--- Provided information ---
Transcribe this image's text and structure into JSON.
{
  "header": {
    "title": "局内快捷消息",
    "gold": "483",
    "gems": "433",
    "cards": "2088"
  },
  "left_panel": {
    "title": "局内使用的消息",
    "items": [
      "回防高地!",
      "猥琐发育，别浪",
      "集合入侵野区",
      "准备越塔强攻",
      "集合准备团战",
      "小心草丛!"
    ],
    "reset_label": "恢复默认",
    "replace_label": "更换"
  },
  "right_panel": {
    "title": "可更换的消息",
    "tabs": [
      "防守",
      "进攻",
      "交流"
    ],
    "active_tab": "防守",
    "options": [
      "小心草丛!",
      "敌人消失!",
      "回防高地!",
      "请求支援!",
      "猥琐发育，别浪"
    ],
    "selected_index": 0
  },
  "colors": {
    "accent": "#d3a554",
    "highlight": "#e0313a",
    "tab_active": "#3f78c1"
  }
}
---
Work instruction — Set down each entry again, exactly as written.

Solution to the problem —
Transcribe this image's text and structure into JSON.
{
  "header": {
    "title": "局内快捷消息",
    "gold": "483",
    "gems": "433",
    "cards": "2088"
  },
  "left_panel": {
    "title": "局内使用的消息",
    "items": [
      "回防高地!",
      "猥琐发育，别浪",
      "集合入侵野区",
      "准备越塔强攻",
      "集合准备团战",
      "小心草丛!"
    ],
    "reset_label": "恢复默认",
    "replace_label": "更换"
  },
  "right_panel": {
    "title": "可更换的消息",
    "tabs": [
      "防守",
      "进攻",
      "交流"
    ],
    "active_tab": "防守",
    "options": [
      "小心草丛!",
      "敌人消失!",
      "回防高地!",
      "请求支援!",
      "猥琐发育，别浪"
    ],
    "selected_index": 0
  },
  "colors": {
    "accent": "#d3a554",
    "highlight": "#e0313a",
    "tab_active": "#3f78c1"
  }
}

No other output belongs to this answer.